Look through the records that follow and state how many lines hold the word "name", without adding anything.

▸ **Supplied records**
Content starts

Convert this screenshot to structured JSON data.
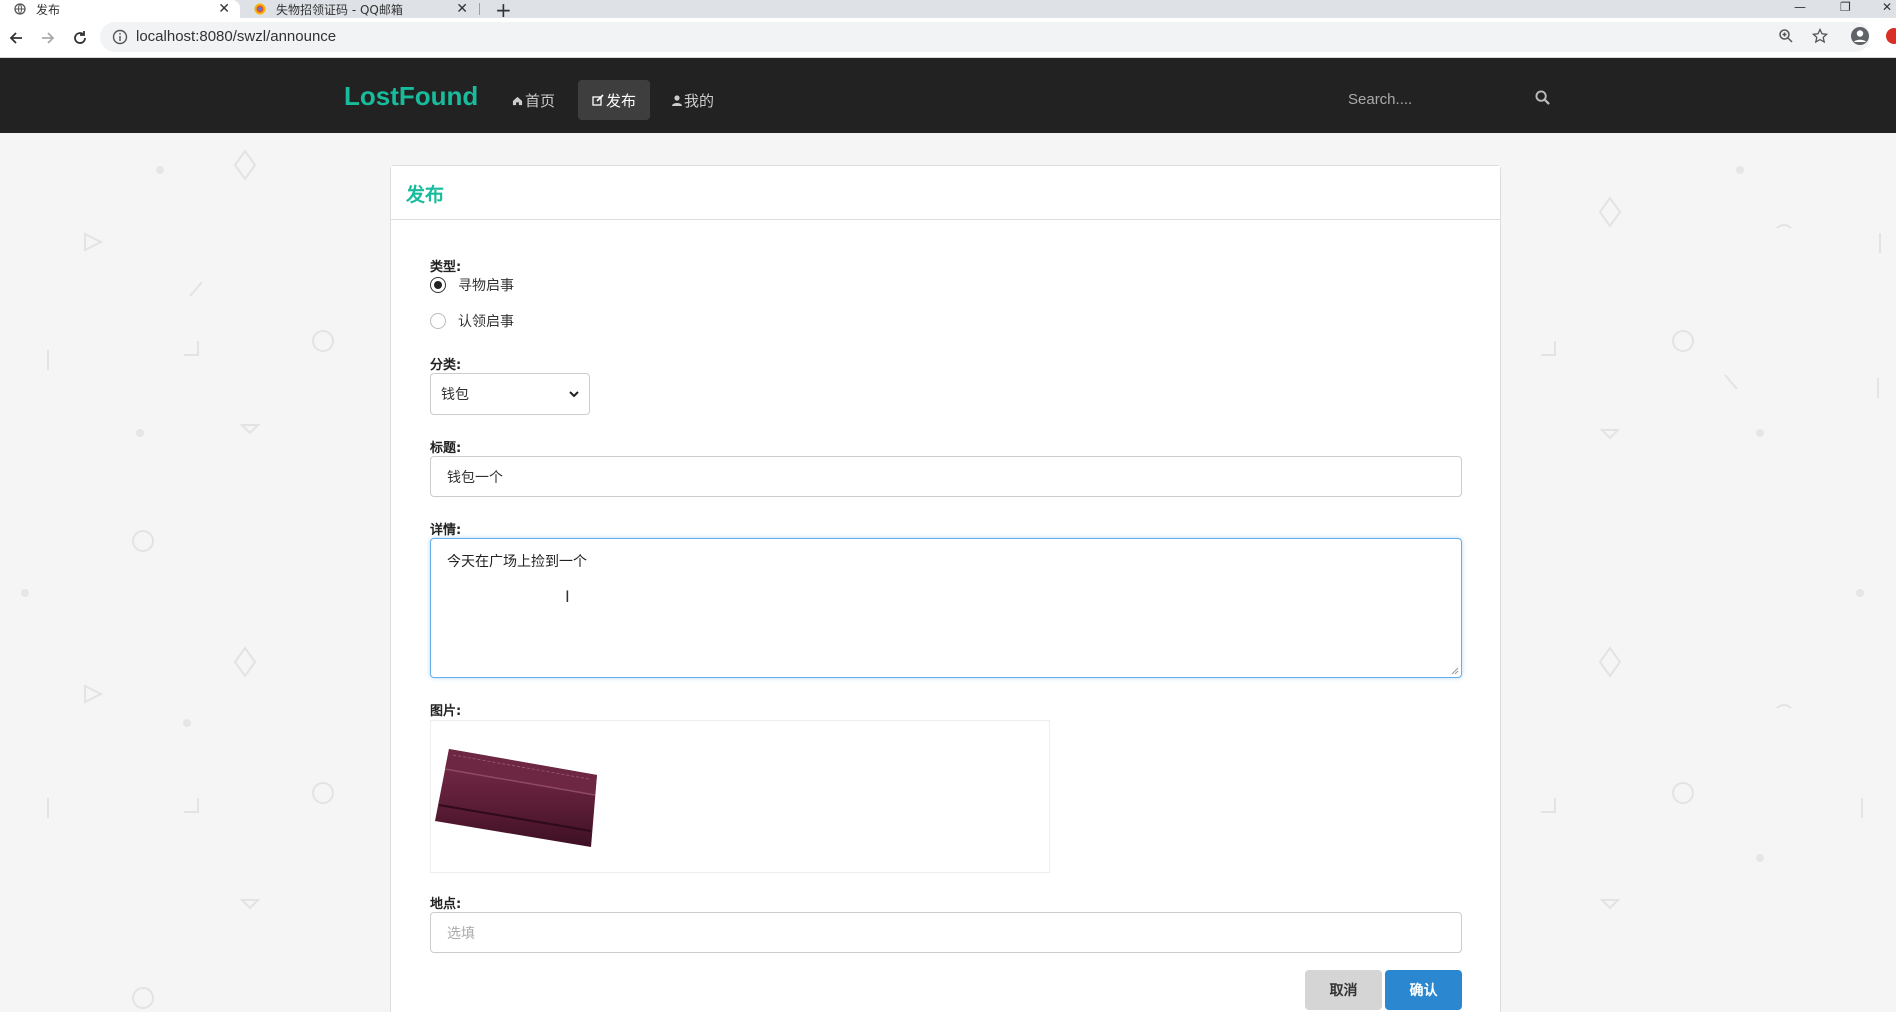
{
  "browser": {
    "tabs": [
      {
        "title": "发布",
        "active": true
      },
      {
        "title": "失物招领证码 - QQ邮箱",
        "active": false
      }
    ],
    "url": "localhost:8080/swzl/announce"
  },
  "navbar": {
    "brand": "LostFound",
    "links": [
      {
        "label": "首页",
        "icon": "home-icon"
      },
      {
        "label": "发布",
        "icon": "edit-icon",
        "active": true
      },
      {
        "label": "我的",
        "icon": "user-icon"
      }
    ],
    "search_placeholder": "Search...."
  },
  "panel": {
    "title": "发布"
  },
  "form": {
    "type_label": "类型:",
    "type_options": [
      "寻物启事",
      "认领启事"
    ],
    "type_selected": "寻物启事",
    "category_label": "分类:",
    "category_value": "钱包",
    "title_label": "标题:",
    "title_value": "钱包一个",
    "detail_label": "详情:",
    "detail_value": "今天在广场上捡到一个",
    "image_label": "图片:",
    "image_subject": "wallet",
    "location_label": "地点:",
    "location_placeholder": "选填",
    "cancel_label": "取消",
    "confirm_label": "确认"
  },
  "colors": {
    "brand": "#18bc9c",
    "navbar_bg": "#222222",
    "confirm_button": "#2a87d0",
    "cancel_button": "#d5d5d5"
  }
}
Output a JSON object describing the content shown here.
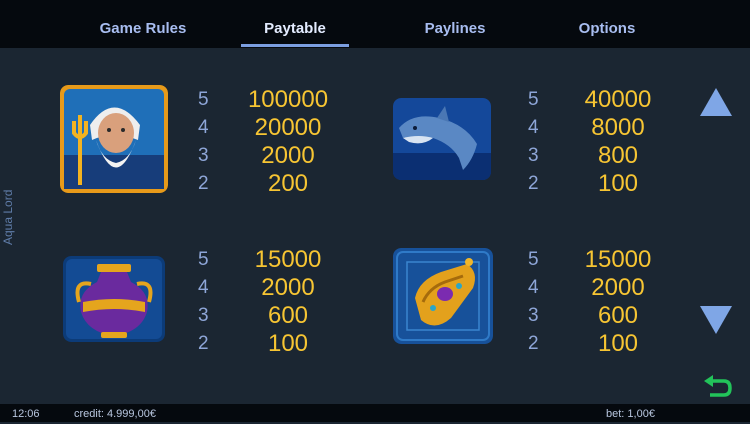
{
  "tabs": [
    {
      "label": "Game Rules",
      "active": false
    },
    {
      "label": "Paytable",
      "active": true
    },
    {
      "label": "Paylines",
      "active": false
    },
    {
      "label": "Options",
      "active": false
    }
  ],
  "side_title": "Aqua Lord",
  "paytable": [
    {
      "symbol": "poseidon-icon",
      "counts": [
        "5",
        "4",
        "3",
        "2"
      ],
      "payouts": [
        "100000",
        "20000",
        "2000",
        "200"
      ]
    },
    {
      "symbol": "dolphin-icon",
      "counts": [
        "5",
        "4",
        "3",
        "2"
      ],
      "payouts": [
        "40000",
        "8000",
        "800",
        "100"
      ]
    },
    {
      "symbol": "amphora-icon",
      "counts": [
        "5",
        "4",
        "3",
        "2"
      ],
      "payouts": [
        "15000",
        "2000",
        "600",
        "100"
      ]
    },
    {
      "symbol": "golden-bracelet-icon",
      "counts": [
        "5",
        "4",
        "3",
        "2"
      ],
      "payouts": [
        "15000",
        "2000",
        "600",
        "100"
      ]
    }
  ],
  "controls": {
    "scroll_up": "arrow-up-icon",
    "scroll_down": "arrow-down-icon",
    "back": "back-arrow-icon"
  },
  "status_bar": {
    "time": "12:06",
    "credit": "credit: 4.999,00€",
    "bet": "bet: 1,00€"
  },
  "colors": {
    "background": "#1b2632",
    "bar": "#05090e",
    "tab_text": "#a8bdf0",
    "payout": "#f7c533",
    "count": "#8ea6d8",
    "arrow": "#7fa6e6",
    "back_arrow": "#22c35a"
  }
}
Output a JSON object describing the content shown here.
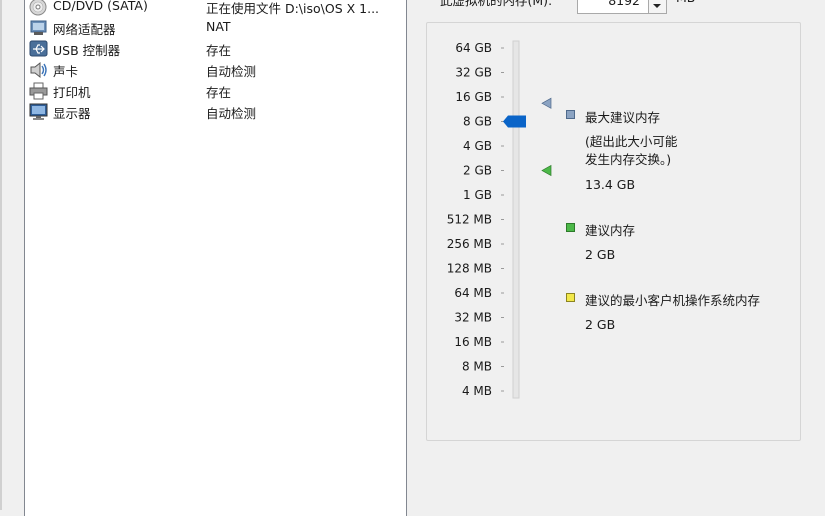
{
  "devices": [
    {
      "name": "CD/DVD (SATA)",
      "value": "正在使用文件 D:\\iso\\OS X 1...",
      "icon": "cd-icon"
    },
    {
      "name": "网络适配器",
      "value": "NAT",
      "icon": "network-adapter-icon"
    },
    {
      "name": "USB 控制器",
      "value": "存在",
      "icon": "usb-icon"
    },
    {
      "name": "声卡",
      "value": "自动检测",
      "icon": "speaker-icon"
    },
    {
      "name": "打印机",
      "value": "存在",
      "icon": "printer-icon"
    },
    {
      "name": "显示器",
      "value": "自动检测",
      "icon": "monitor-icon"
    }
  ],
  "memory": {
    "label": "此虚拟机的内存(M):",
    "value": "8192",
    "unit": "MB"
  },
  "chart_data": {
    "type": "slider-scale",
    "scale": "log2",
    "ticks": [
      "64 GB",
      "32 GB",
      "16 GB",
      "8 GB",
      "4 GB",
      "2 GB",
      "1 GB",
      "512 MB",
      "256 MB",
      "128 MB",
      "64 MB",
      "32 MB",
      "16 MB",
      "8 MB",
      "4 MB"
    ],
    "tick_values_mb": [
      65536,
      32768,
      16384,
      8192,
      4096,
      2048,
      1024,
      512,
      256,
      128,
      64,
      32,
      16,
      8,
      4
    ],
    "current_mb": 8192,
    "max_recommended_mb": 13722,
    "recommended_mb": 2048,
    "min_guest_mb": 2048
  },
  "legend": {
    "max_recommended": {
      "title": "最大建议内存",
      "note1": "(超出此大小可能",
      "note2": "发生内存交换。)",
      "value": "13.4 GB",
      "color": "#8ba3c2"
    },
    "recommended": {
      "title": "建议内存",
      "value": "2 GB",
      "color": "#4cb848"
    },
    "min_guest": {
      "title": "建议的最小客户机操作系统内存",
      "value": "2 GB",
      "color": "#f2e84a"
    }
  },
  "colors": {
    "slider_thumb": "#0a64c8",
    "panel_border": "#828790"
  }
}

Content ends

▸ **Solution for this problem**
6